▸ **ABOUT THIS TASK**: Please retype the data in full and exactly; the pictures are not part of the copy.

▸ **DATA**:
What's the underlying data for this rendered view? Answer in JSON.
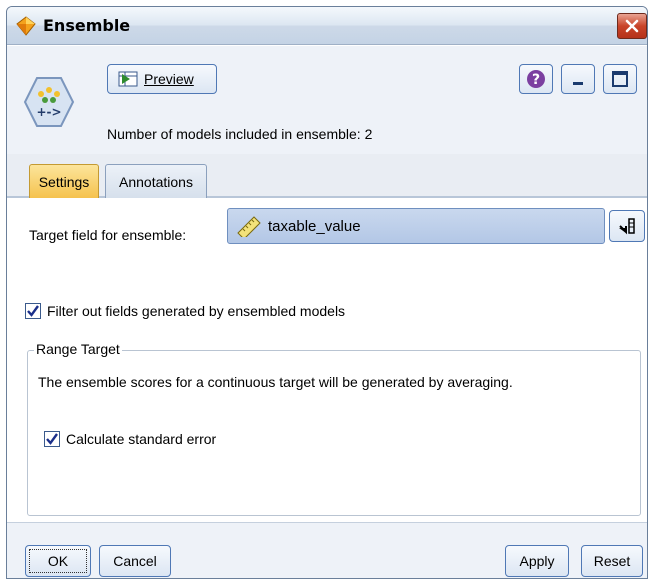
{
  "window": {
    "title": "Ensemble",
    "close_icon": "close-icon",
    "accent_color": "#c9442a"
  },
  "toolbar": {
    "preview_label": "Preview",
    "help_icon": "help-icon",
    "minimize_icon": "minimize-icon",
    "maximize_icon": "maximize-icon",
    "node_icon": "ensemble-node-icon"
  },
  "header": {
    "models_text": "Number of models included in ensemble: 2"
  },
  "tabs": [
    {
      "label": "Settings",
      "active": true
    },
    {
      "label": "Annotations",
      "active": false
    }
  ],
  "settings": {
    "target_label": "Target field for ensemble:",
    "target_value": "taxable_value",
    "target_icon": "ruler-icon",
    "filter_label": "Filter out fields generated by ensembled models",
    "filter_checked": true,
    "range_group": {
      "legend": "Range Target",
      "description": "The ensemble scores for a continuous target will be generated by averaging.",
      "stderr_label": "Calculate standard error",
      "stderr_checked": true
    }
  },
  "footer": {
    "ok_label": "OK",
    "cancel_label": "Cancel",
    "apply_label": "Apply",
    "reset_label": "Reset"
  }
}
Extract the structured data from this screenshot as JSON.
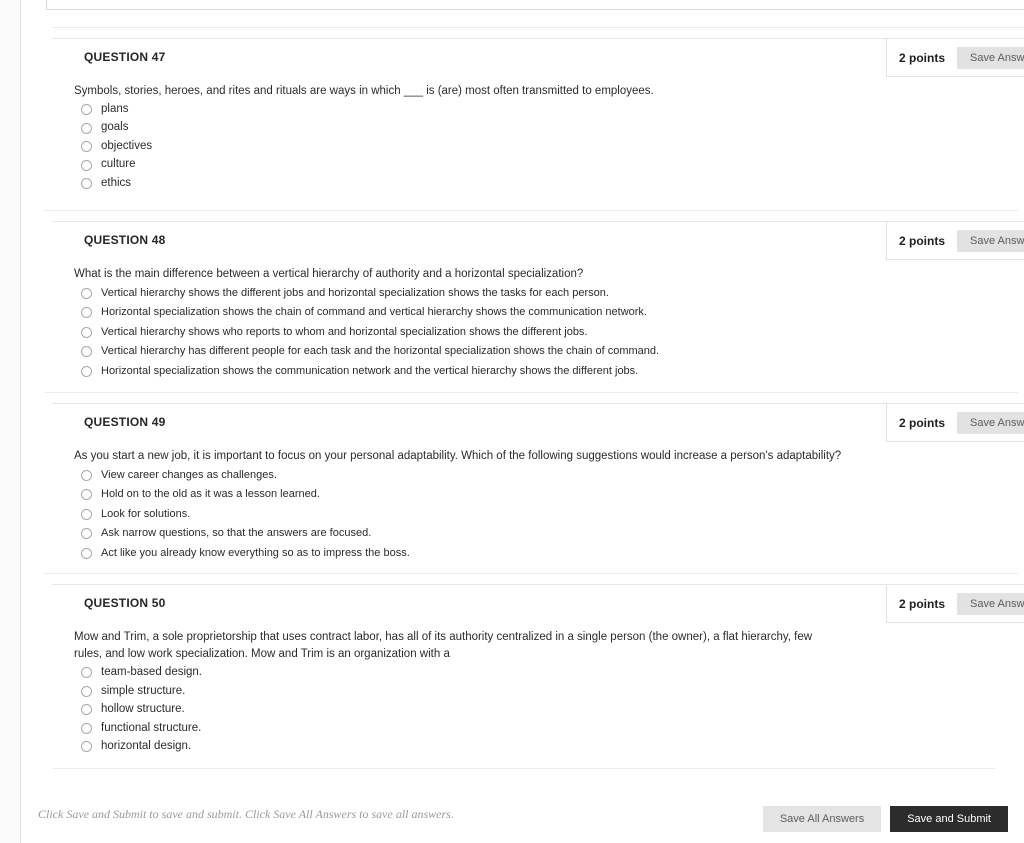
{
  "footer": {
    "note": "Click Save and Submit to save and submit. Click Save All Answers to save all answers.",
    "save_all_label": "Save All Answers",
    "save_submit_label": "Save and Submit"
  },
  "labels": {
    "save_answer": "Save Answer",
    "points": "2 points"
  },
  "questions": [
    {
      "label": "QUESTION 47",
      "points": "2 points",
      "save_answer": "Save Answer",
      "text": "Symbols, stories, heroes, and rites and rituals are ways in which ___ is (are) most often transmitted to employees.",
      "options": [
        "plans",
        "goals",
        "objectives",
        "culture",
        "ethics"
      ]
    },
    {
      "label": "QUESTION 48",
      "points": "2 points",
      "save_answer": "Save Answer",
      "text": "What is the main difference between a vertical hierarchy of authority and a horizontal specialization?",
      "options": [
        "Vertical hierarchy shows the different jobs and horizontal specialization shows the tasks for each person.",
        "Horizontal specialization shows the chain of command and vertical hierarchy shows the communication network.",
        "Vertical hierarchy shows who reports to whom and horizontal specialization shows the different jobs.",
        "Vertical hierarchy has different people for each task and the horizontal specialization shows the chain of command.",
        "Horizontal specialization shows the communication network and the vertical hierarchy shows the different jobs."
      ]
    },
    {
      "label": "QUESTION 49",
      "points": "2 points",
      "save_answer": "Save Answer",
      "text": "As you start a new job, it is important to focus on your personal adaptability. Which of the following suggestions would increase a person's adaptability?",
      "options": [
        "View career changes as challenges.",
        "Hold on to the old as it was a lesson learned.",
        "Look for solutions.",
        "Ask narrow questions, so that the answers are focused.",
        "Act like you already know everything so as to impress the boss."
      ]
    },
    {
      "label": "QUESTION 50",
      "points": "2 points",
      "save_answer": "Save Answer",
      "text": "Mow and Trim, a sole proprietorship that uses contract labor, has all of its authority centralized in a single person (the owner), a flat hierarchy, few rules, and low work specialization. Mow and Trim is an organization with a",
      "options": [
        "team-based design.",
        "simple structure.",
        "hollow structure.",
        "functional structure.",
        "horizontal design."
      ]
    }
  ]
}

▸ **ANSWER BOX**:
What's the underlying data for this rendered view? Answer in JSON.
{
  "window": {
    "title": "Ensemble",
    "close_icon": "close-icon",
    "accent_color": "#c9442a"
  },
  "toolbar": {
    "preview_label": "Preview",
    "help_icon": "help-icon",
    "minimize_icon": "minimize-icon",
    "maximize_icon": "maximize-icon",
    "node_icon": "ensemble-node-icon"
  },
  "header": {
    "models_text": "Number of models included in ensemble: 2"
  },
  "tabs": [
    {
      "label": "Settings",
      "active": true
    },
    {
      "label": "Annotations",
      "active": false
    }
  ],
  "settings": {
    "target_label": "Target field for ensemble:",
    "target_value": "taxable_value",
    "target_icon": "ruler-icon",
    "filter_label": "Filter out fields generated by ensembled models",
    "filter_checked": true,
    "range_group": {
      "legend": "Range Target",
      "description": "The ensemble scores for a continuous target will be generated by averaging.",
      "stderr_label": "Calculate standard error",
      "stderr_checked": true
    }
  },
  "footer": {
    "ok_label": "OK",
    "cancel_label": "Cancel",
    "apply_label": "Apply",
    "reset_label": "Reset"
  }
}
Extract the structured data from this screenshot as JSON.
{
  "footer": {
    "note": "Click Save and Submit to save and submit. Click Save All Answers to save all answers.",
    "save_all_label": "Save All Answers",
    "save_submit_label": "Save and Submit"
  },
  "labels": {
    "save_answer": "Save Answer",
    "points": "2 points"
  },
  "questions": [
    {
      "label": "QUESTION 47",
      "points": "2 points",
      "save_answer": "Save Answer",
      "text": "Symbols, stories, heroes, and rites and rituals are ways in which ___ is (are) most often transmitted to employees.",
      "options": [
        "plans",
        "goals",
        "objectives",
        "culture",
        "ethics"
      ]
    },
    {
      "label": "QUESTION 48",
      "points": "2 points",
      "save_answer": "Save Answer",
      "text": "What is the main difference between a vertical hierarchy of authority and a horizontal specialization?",
      "options": [
        "Vertical hierarchy shows the different jobs and horizontal specialization shows the tasks for each person.",
        "Horizontal specialization shows the chain of command and vertical hierarchy shows the communication network.",
        "Vertical hierarchy shows who reports to whom and horizontal specialization shows the different jobs.",
        "Vertical hierarchy has different people for each task and the horizontal specialization shows the chain of command.",
        "Horizontal specialization shows the communication network and the vertical hierarchy shows the different jobs."
      ]
    },
    {
      "label": "QUESTION 49",
      "points": "2 points",
      "save_answer": "Save Answer",
      "text": "As you start a new job, it is important to focus on your personal adaptability. Which of the following suggestions would increase a person's adaptability?",
      "options": [
        "View career changes as challenges.",
        "Hold on to the old as it was a lesson learned.",
        "Look for solutions.",
        "Ask narrow questions, so that the answers are focused.",
        "Act like you already know everything so as to impress the boss."
      ]
    },
    {
      "label": "QUESTION 50",
      "points": "2 points",
      "save_answer": "Save Answer",
      "text": "Mow and Trim, a sole proprietorship that uses contract labor, has all of its authority centralized in a single person (the owner), a flat hierarchy, few rules, and low work specialization. Mow and Trim is an organization with a",
      "options": [
        "team-based design.",
        "simple structure.",
        "hollow structure.",
        "functional structure.",
        "horizontal design."
      ]
    }
  ]
}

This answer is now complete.